→ **Given information**
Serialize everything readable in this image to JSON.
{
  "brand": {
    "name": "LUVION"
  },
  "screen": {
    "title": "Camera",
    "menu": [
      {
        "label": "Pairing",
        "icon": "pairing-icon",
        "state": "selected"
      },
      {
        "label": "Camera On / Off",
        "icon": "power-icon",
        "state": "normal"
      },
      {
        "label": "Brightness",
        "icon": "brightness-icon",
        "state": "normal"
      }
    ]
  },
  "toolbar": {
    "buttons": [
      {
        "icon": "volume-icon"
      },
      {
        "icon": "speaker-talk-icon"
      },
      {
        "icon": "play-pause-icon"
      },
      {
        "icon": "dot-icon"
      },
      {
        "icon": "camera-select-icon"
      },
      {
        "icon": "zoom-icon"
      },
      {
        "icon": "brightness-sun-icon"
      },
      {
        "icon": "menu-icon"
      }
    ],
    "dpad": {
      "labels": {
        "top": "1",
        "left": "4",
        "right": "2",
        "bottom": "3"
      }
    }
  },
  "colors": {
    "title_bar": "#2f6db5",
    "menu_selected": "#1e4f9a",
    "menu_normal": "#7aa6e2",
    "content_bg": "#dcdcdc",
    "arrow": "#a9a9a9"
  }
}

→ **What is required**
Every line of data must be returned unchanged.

→ **Your response**
Serialize everything readable in this image to JSON.
{
  "brand": {
    "name": "LUVION"
  },
  "screen": {
    "title": "Camera",
    "menu": [
      {
        "label": "Pairing",
        "icon": "pairing-icon",
        "state": "selected"
      },
      {
        "label": "Camera On / Off",
        "icon": "power-icon",
        "state": "normal"
      },
      {
        "label": "Brightness",
        "icon": "brightness-icon",
        "state": "normal"
      }
    ]
  },
  "toolbar": {
    "buttons": [
      {
        "icon": "volume-icon"
      },
      {
        "icon": "speaker-talk-icon"
      },
      {
        "icon": "play-pause-icon"
      },
      {
        "icon": "dot-icon"
      },
      {
        "icon": "camera-select-icon"
      },
      {
        "icon": "zoom-icon"
      },
      {
        "icon": "brightness-sun-icon"
      },
      {
        "icon": "menu-icon"
      }
    ],
    "dpad": {
      "labels": {
        "top": "1",
        "left": "4",
        "right": "2",
        "bottom": "3"
      }
    }
  },
  "colors": {
    "title_bar": "#2f6db5",
    "menu_selected": "#1e4f9a",
    "menu_normal": "#7aa6e2",
    "content_bg": "#dcdcdc",
    "arrow": "#a9a9a9"
  }
}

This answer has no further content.